Often, the Christmas season passes all too quickly because we’re content to celebrate it on an entirely earthly level. The things we enjoy—family reunions, time off, food, the exchanging of gifts—become the entirety of our celebration. These things aren’t bad, and it’s not wrong to rejoice in them, but if Christmas time is just these things, we’ve missed something more important.
As C.S. Lewis says in Mere Christianity, “Aim at Heaven and you will get earth ‘thrown in’: aim at earth and you will get neither…. We shall never save civilisation as long as civilisation is our main object. We must learn to want something else even more.”
This time of year, it’s important to lift our gaze from earth to Heaven. Don’t focus on trees, lights, and presents. Instead, fix your gaze on the higher reality those things point to: Christ. One of the ways we do this is by spending time with God in his Word. When we turn to the pages of Scripture, we are confronted with the awesome and true claim that the baby in Bethlehem is God incarnate—God become man.
Growing up, my family would make it all the way through Christmas without ever thinking about Jesus. God was never mentioned. I was never confronted by the claims of Scripture. I was never challenged by the words of Isaiah, “Behold your God!” (Isa. 40:9). It wasn’t until I turned to the Bible that my notions of Christmas and God were changed. Scripture doesn’t allow us to dismiss Jesus as some kind of holiday gimmick. It won’t allow us to strip Jesus of his authority.
For example, Hebrews 1:1–2 says, “Long ago, at many times and in many ways, God spoke to our fathers by the prophets, but in these last days he has spoken to us by his Son, whom he appointed the heir of all things, through whom also he created the world.”
The author is saying God spoke in the Old Testament days through prophets. Then verse two starts with a “but.” That pause sets us up for a very important point: Now God has spoken to us in his Son. God’s relationship with man has changed. God hasn’t changed, but how he relates to us has.
Now, in the last days, the word of God has come not merely by the lips of a prophet, but in the form of God’s own Son, the truer and greater Prophet, “the radiance of the glory of God and the exact imprint of his nature” (Heb. 1:3). And he has been appointed “the heir of all things, through whom also he created the world.”
God’s Son created all things. Without him, nothing was made. This means that the one who became the baby in that manger is the one who caused everything to exist, and everything is his. He is the uncaused cause, the explanation needed by physicists and cosmologists to explain where everything came from.
I used to dismiss Christians as simpleminded and stupid. I now realize the answers to the questions most plaguing scientists aren’t found in the ivory towers of elite universities and their state-of-the-art laboratories. The answers are found wrapped in rags, in a manger. He is the reason for the way the world is.

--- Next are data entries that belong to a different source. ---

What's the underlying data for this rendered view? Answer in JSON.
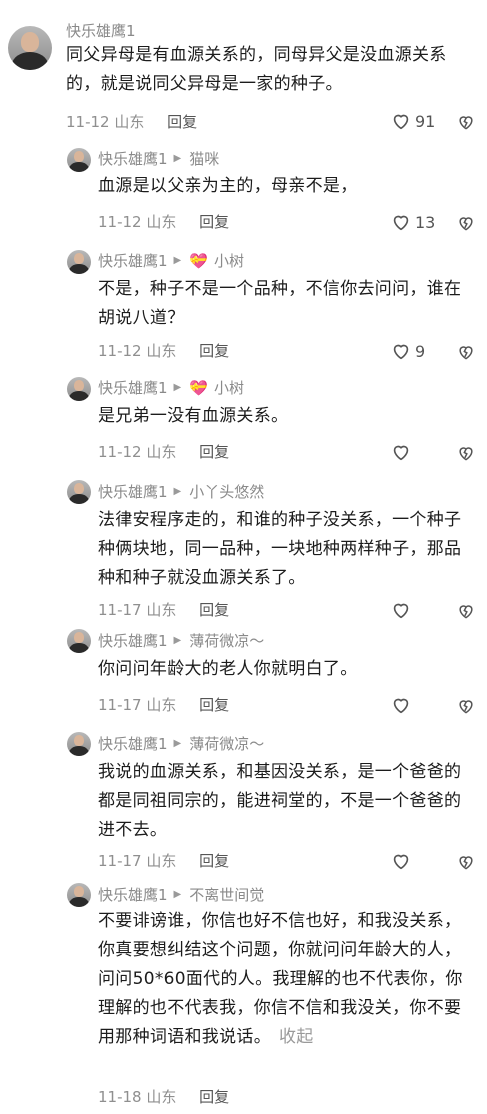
{
  "colors": {
    "text": "#1c1c1c",
    "meta": "#8f8f8f",
    "username": "#8a8a8a",
    "background": "#ffffff"
  },
  "comments": [
    {
      "username": "快乐雄鹰1",
      "to": "",
      "text": "同父异母是有血源关系的，同母异父是没血源关系的，就是说同父异母是一家的种子。",
      "date": "11-12",
      "location": "山东",
      "reply": "回复",
      "likes": "91"
    },
    {
      "username": "快乐雄鹰1",
      "to": "猫咪",
      "text": "血源是以父亲为主的，母亲不是，",
      "date": "11-12",
      "location": "山东",
      "reply": "回复",
      "likes": "13"
    },
    {
      "username": "快乐雄鹰1",
      "to": "小树",
      "text": "不是，种子不是一个品种，不信你去问问，谁在胡说八道？",
      "date": "11-12",
      "location": "山东",
      "reply": "回复",
      "likes": "9"
    },
    {
      "username": "快乐雄鹰1",
      "to": "小树",
      "text": "是兄弟一没有血源关系。",
      "date": "11-12",
      "location": "山东",
      "reply": "回复",
      "likes": ""
    },
    {
      "username": "快乐雄鹰1",
      "to": "小丫头悠然",
      "text": "法律安程序走的，和谁的种子没关系，一个种子种俩块地，同一品种，一块地种两样种子，那品种和种子就没血源关系了。",
      "date": "11-17",
      "location": "山东",
      "reply": "回复",
      "likes": ""
    },
    {
      "username": "快乐雄鹰1",
      "to": "薄荷微凉～",
      "text": "你问问年龄大的老人你就明白了。",
      "date": "11-17",
      "location": "山东",
      "reply": "回复",
      "likes": ""
    },
    {
      "username": "快乐雄鹰1",
      "to": "薄荷微凉～",
      "text": "我说的血源关系，和基因没关系，是一个爸爸的都是同祖同宗的，能进祠堂的，不是一个爸爸的进不去。",
      "date": "11-17",
      "location": "山东",
      "reply": "回复",
      "likes": ""
    },
    {
      "username": "快乐雄鹰1",
      "to": "不离世间觉",
      "text": "不要诽谤谁，你信也好不信也好，和我没关系，你真要想纠结这个问题，你就问问年龄大的人，问问50*60面代的人。我理解的也不代表你，你理解的也不代表我，你信不信和我没关，你不要用那种词语和我说话。",
      "collapse": "收起",
      "date": "11-18",
      "location": "山东",
      "reply": "回复",
      "likes": ""
    }
  ]
}
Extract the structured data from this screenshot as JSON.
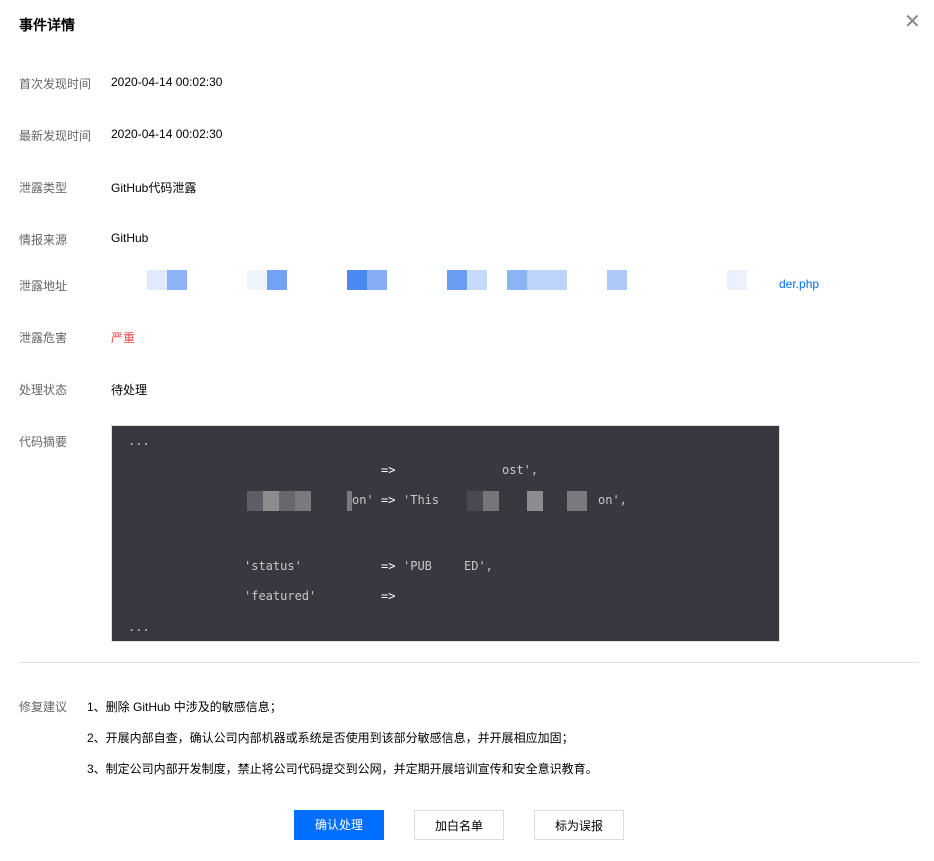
{
  "dialog": {
    "title": "事件详情",
    "close_icon": "close-icon"
  },
  "fields": [
    {
      "label": "首次发现时间",
      "value": "2020-04-14 00:02:30"
    },
    {
      "label": "最新发现时间",
      "value": "2020-04-14 00:02:30"
    },
    {
      "label": "泄露类型",
      "value": "GitHub代码泄露"
    },
    {
      "label": "情报来源",
      "value": "GitHub"
    },
    {
      "label": "泄露地址",
      "value": "der.php"
    },
    {
      "label": "泄露危害",
      "value": "严重"
    },
    {
      "label": "处理状态",
      "value": "待处理"
    },
    {
      "label": "代码摘要"
    }
  ],
  "code": {
    "ellipsis_top": "...",
    "l1_arrow": "=>",
    "l1_tail": "ost',",
    "l2_key": "on'",
    "l2_arrow": "=>",
    "l2_val": "'This",
    "l2_tail": "on',",
    "l3_key": "'status'",
    "l3_arrow": "=>",
    "l3_val": "'PUB",
    "l3_tail": "ED',",
    "l4_key": "'featured'",
    "l4_arrow": "=>",
    "ellipsis_bottom": "..."
  },
  "suggestions": {
    "label": "修复建议",
    "items": [
      "1、删除 GitHub 中涉及的敏感信息；",
      "2、开展内部自查，确认公司内部机器或系统是否使用到该部分敏感信息，并开展相应加固；",
      "3、制定公司内部开发制度，禁止将公司代码提交到公网，并定期开展培训宣传和安全意识教育。"
    ]
  },
  "actions": {
    "confirm": "确认处理",
    "whitelist": "加白名单",
    "false_positive": "标为误报"
  },
  "colors": {
    "primary": "#006eff",
    "danger": "#e54545",
    "code_bg": "#393841"
  }
}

The mystery of the universe finds its beginning in Jesus, the God-man, and Christmas was always the plan. The first Christmas gift was the eternal Word, the Cause of all creation, entering the creation to rescue all creation. God gave to mankind the agent of rescue to save humanity and set the cosmos right again. This is where our gaze should be focused.
While lights, trees, and presents are fantastic parts of Christmas celebrations, the thing that makes this the “most wonderful time of the year” is God’s ultimate gift to humanity: Jesus, the uncreated Creator. Jesus, the one of whom we sing, “Hail the Heaven-born Prince of Peace! Hail the Sun of Righteousness! Light and life to all he brings. Risen with healing in his wings.” This is what Christmas is all about.